The more you use the Z10, the better it is supposed to understand your personal lexicon, allowing it to better predict the words you want to type. I found the feature to work pretty well and was typically more accurate than the often aggravatingly inaccurate version on my iPhone.

But as much as the Z10 has tried to copy and improve upon the success of the iPhone and Android devices, there are ways it just doesn't measure up.

For one thing, it's buggy. Several times while trying to select a word on the keyboard, I ended up back at the home screen instead. I tried numerous times to initiate a call using the phone's voice-control feature while connected to the hands-free system in my Prius, but without success; the phone kept canceling the call. The built-in turn-by-turn navigation system crashed at least once while I was using it. And even when it worked, the navigation feature can only be used in portrait mode; it doesn't adjust its orientation when you turn your phone on its side.

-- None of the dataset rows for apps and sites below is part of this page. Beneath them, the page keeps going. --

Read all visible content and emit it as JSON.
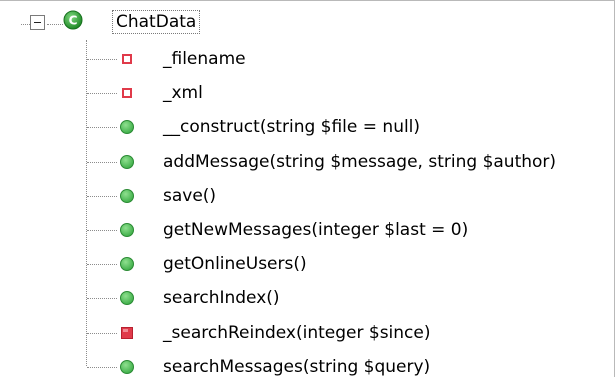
{
  "tree": {
    "root": {
      "label": "ChatData",
      "icon": "class-c-icon",
      "expanded": true,
      "icon_color": "#2e9e35"
    },
    "members": [
      {
        "label": "_filename",
        "kind": "private-property",
        "icon": "private-property-icon"
      },
      {
        "label": "_xml",
        "kind": "private-property",
        "icon": "private-property-icon"
      },
      {
        "label": "__construct(string $file = null)",
        "kind": "public-method",
        "icon": "public-method-icon"
      },
      {
        "label": "addMessage(string $message,  string $author)",
        "kind": "public-method",
        "icon": "public-method-icon"
      },
      {
        "label": "save()",
        "kind": "public-method",
        "icon": "public-method-icon"
      },
      {
        "label": "getNewMessages(integer $last = 0)",
        "kind": "public-method",
        "icon": "public-method-icon"
      },
      {
        "label": "getOnlineUsers()",
        "kind": "public-method",
        "icon": "public-method-icon"
      },
      {
        "label": "searchIndex()",
        "kind": "public-method",
        "icon": "public-method-icon"
      },
      {
        "label": "_searchReindex(integer $since)",
        "kind": "private-method",
        "icon": "private-method-icon"
      },
      {
        "label": "searchMessages(string $query)",
        "kind": "public-method",
        "icon": "public-method-icon"
      }
    ]
  },
  "colors": {
    "public": "#3fae49",
    "private": "#e03a4a",
    "tree_line": "#8c8c8c"
  }
}
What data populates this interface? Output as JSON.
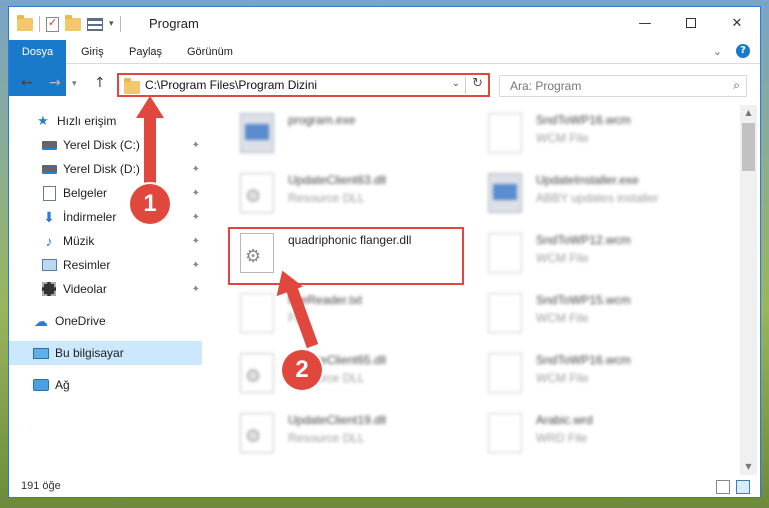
{
  "window": {
    "title": "Program",
    "controls": {
      "minimize": "—",
      "close": "✕"
    }
  },
  "ribbon": {
    "tabs": [
      {
        "label": "Dosya"
      },
      {
        "label": "Giriş"
      },
      {
        "label": "Paylaş"
      },
      {
        "label": "Görünüm"
      }
    ],
    "help": "?"
  },
  "nav": {
    "back": "←",
    "forward": "→",
    "up": "↑",
    "address": "C:\\Program Files\\Program Dizini",
    "search_placeholder": "Ara: Program"
  },
  "sidebar": {
    "items": [
      {
        "label": "Hızlı erişim",
        "icon": "star-icon"
      },
      {
        "label": "Yerel Disk (C:)",
        "icon": "drive-icon"
      },
      {
        "label": "Yerel Disk (D:)",
        "icon": "drive-icon"
      },
      {
        "label": "Belgeler",
        "icon": "documents-icon"
      },
      {
        "label": "İndirmeler",
        "icon": "download-icon"
      },
      {
        "label": "Müzik",
        "icon": "music-icon"
      },
      {
        "label": "Resimler",
        "icon": "pictures-icon"
      },
      {
        "label": "Videolar",
        "icon": "video-icon"
      },
      {
        "label": "OneDrive",
        "icon": "cloud-icon"
      },
      {
        "label": "Bu bilgisayar",
        "icon": "computer-icon"
      },
      {
        "label": "Ağ",
        "icon": "network-icon"
      }
    ]
  },
  "files": {
    "left": [
      {
        "name": "program.exe",
        "type": ""
      },
      {
        "name": "UpdateClient63.dll",
        "type": "Resource DLL"
      },
      {
        "name": "quadriphonic flanger.dll",
        "type": ""
      },
      {
        "name": "fineReader.txt",
        "type": "File"
      },
      {
        "name": "UpdateClient65.dll",
        "type": "Resource DLL"
      },
      {
        "name": "UpdateClient19.dll",
        "type": "Resource DLL"
      }
    ],
    "right": [
      {
        "name": "SndToWP16.wcm",
        "type": "WCM File"
      },
      {
        "name": "UpdateInstaller.exe",
        "type": "ABBY updates installer"
      },
      {
        "name": "SndToWP12.wcm",
        "type": "WCM File"
      },
      {
        "name": "SndToWP15.wcm",
        "type": "WCM File"
      },
      {
        "name": "SndToWP16.wcm",
        "type": "WCM File"
      },
      {
        "name": "Arabic.wrd",
        "type": "WRD File"
      }
    ]
  },
  "status": {
    "count": "191 öğe"
  },
  "annotations": {
    "step1": "1",
    "step2": "2"
  },
  "colors": {
    "accent": "#1979ca",
    "annotation": "#e0483e",
    "selected": "#cce8ff"
  }
}
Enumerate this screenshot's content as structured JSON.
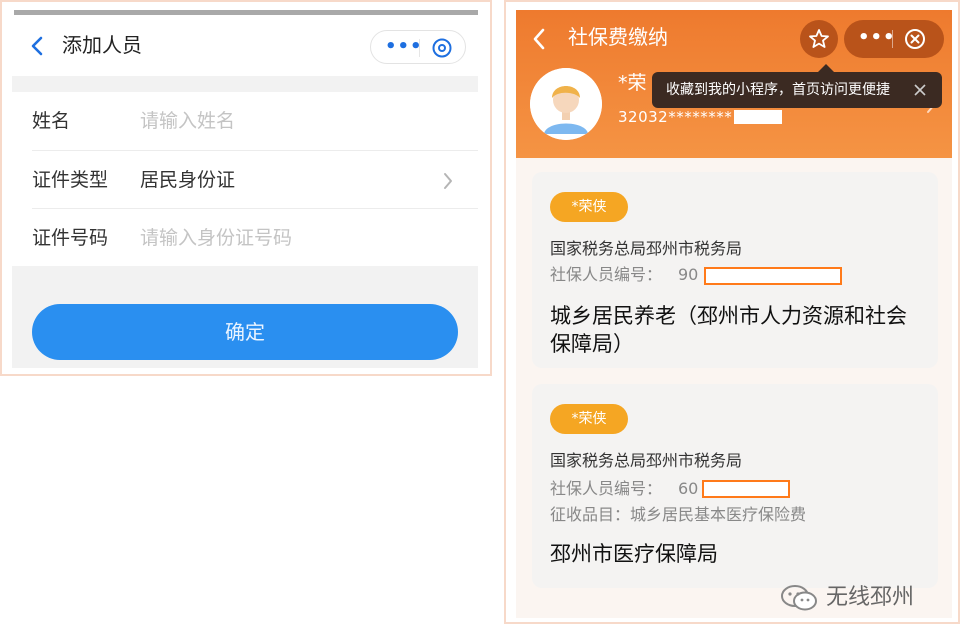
{
  "left_screen": {
    "nav_title": "添加人员",
    "rows": [
      {
        "label": "姓名",
        "placeholder": "请输入姓名"
      },
      {
        "label": "证件类型",
        "value": "居民身份证"
      },
      {
        "label": "证件号码",
        "placeholder": "请输入身份证号码"
      }
    ],
    "confirm_label": "确定",
    "accent_color": "#2a8ff0"
  },
  "right_screen": {
    "nav_title": "社保费缴纳",
    "user": {
      "name": "*荣",
      "id_partial": "32032********"
    },
    "tooltip": "收藏到我的小程序，首页访问更便捷",
    "brand_color": "#ef7d31",
    "cards": [
      {
        "tag": "*荣侠",
        "tax_office": "国家税务总局邳州市税务局",
        "member_no_label": "社保人员编号：",
        "member_no_partial": "90",
        "item": "城乡居民养老（邳州市人力资源和社会保障局）"
      },
      {
        "tag": "*荣侠",
        "tax_office": "国家税务总局邳州市税务局",
        "member_no_label": "社保人员编号：",
        "member_no_partial": "60",
        "levy_item": "征收品目：城乡居民基本医疗保险费",
        "item": "邳州市医疗保障局"
      }
    ]
  },
  "watermark": "无线邳州"
}
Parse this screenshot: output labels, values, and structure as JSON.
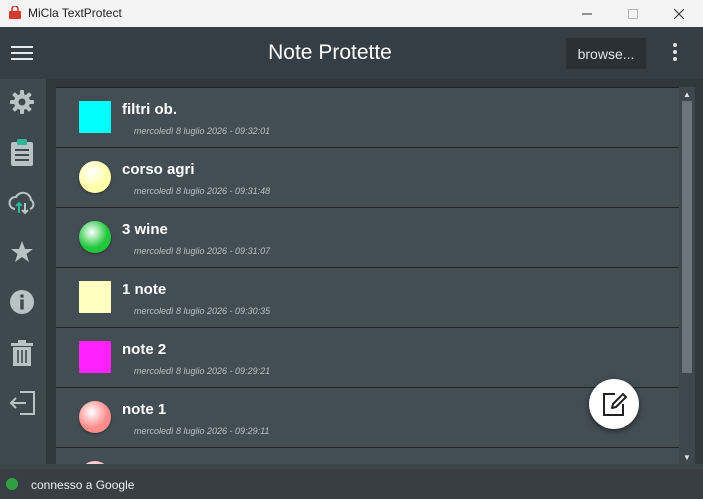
{
  "window": {
    "title": "MiCla TextProtect",
    "icon": "micla-app-icon"
  },
  "header": {
    "title": "Note Protette",
    "browse_label": "browse..."
  },
  "sidebar": {
    "items": [
      {
        "name": "settings",
        "icon": "gear-icon"
      },
      {
        "name": "clipboard",
        "icon": "clipboard-icon"
      },
      {
        "name": "cloud-sync",
        "icon": "cloud-sync-icon"
      },
      {
        "name": "favorites",
        "icon": "star-icon"
      },
      {
        "name": "info",
        "icon": "info-icon"
      },
      {
        "name": "trash",
        "icon": "trash-icon"
      },
      {
        "name": "logout",
        "icon": "exit-icon"
      }
    ]
  },
  "notes": [
    {
      "title": "filtri ob.",
      "date": "mercoledì 8 luglio 2026 - 09:32:01",
      "color": "#00ffff",
      "shape": "square"
    },
    {
      "title": "corso agri",
      "date": "mercoledì 8 luglio 2026 - 09:31:48",
      "color": "#ffffa8",
      "shape": "circle"
    },
    {
      "title": "3 wine",
      "date": "mercoledì 8 luglio 2026 - 09:31:07",
      "color": "#22c83c",
      "shape": "circle"
    },
    {
      "title": "1 note",
      "date": "mercoledì 8 luglio 2026 - 09:30:35",
      "color": "#ffffc0",
      "shape": "square"
    },
    {
      "title": "note 2",
      "date": "mercoledì 8 luglio 2026 - 09:29:21",
      "color": "#ff22ff",
      "shape": "square"
    },
    {
      "title": "note 1",
      "date": "mercoledì 8 luglio 2026 - 09:29:11",
      "color": "#ff8c8c",
      "shape": "circle"
    },
    {
      "title": "",
      "date": "",
      "color": "#ffb0b0",
      "shape": "circle"
    }
  ],
  "statusbar": {
    "text": "connesso a Google",
    "status_color": "#2ea043"
  },
  "fab": {
    "icon": "edit-note-icon"
  }
}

But the bigger problem with the Z10 is the paucity of applications available for it. BlackBerry says that you'll now find 100,000 apps in the BlackBerry World store. But from my observation, the vast majority of those apps are junk. And the store lacks many of the most popular smartphone apps, including: Pandora, Spotify, Netflix (NFLX), Hulu, Skype and Gmail. In fact, of the top 10 paid apps in the iPhone app store, just two -- WhatsApp Messenger and "Angry Birds: Star Wars" -- are available for the Z10.

To be sure, many of these apps may end up on the Z10 over time. BlackBerry representatives said they expect some to show up in coming weeks.

But even if they do, there's little about the Z10 that would encourage someone with an iPhone or Android device to switch. BlackBerry may have checked the feature boxes, but it hasn't created something that offers anything that's terribly unique or compelling.

Contact Troy Wolverton at 408-840-4285 or twolverton@mercurynews.com. Follow him at www.mercurynews.com/troy-wolverton or Twitter.com/troywolv.

What: BlackBerry Z10 smartphone
Likes: High-resolution screen, refined autocorrect system, includes many of the features found on rival devices, thin and sleek design.
Dislikes: Paucity of apps, numerous bugs, lack of a home button, lack of compelling or unique features, interface feels cobbled together.
Specs: Dual-core, 1.5GHz processor; 4.2-inch, 1280 x 768 pixel display; 16GB of storage; 2-megapixel front and 8-megapixel rear cameras.
Price: $200 with two-year contract from AT&T and Verizon; $100 with two-year payment plan from T-Mobile.
Web: www.blackberry.com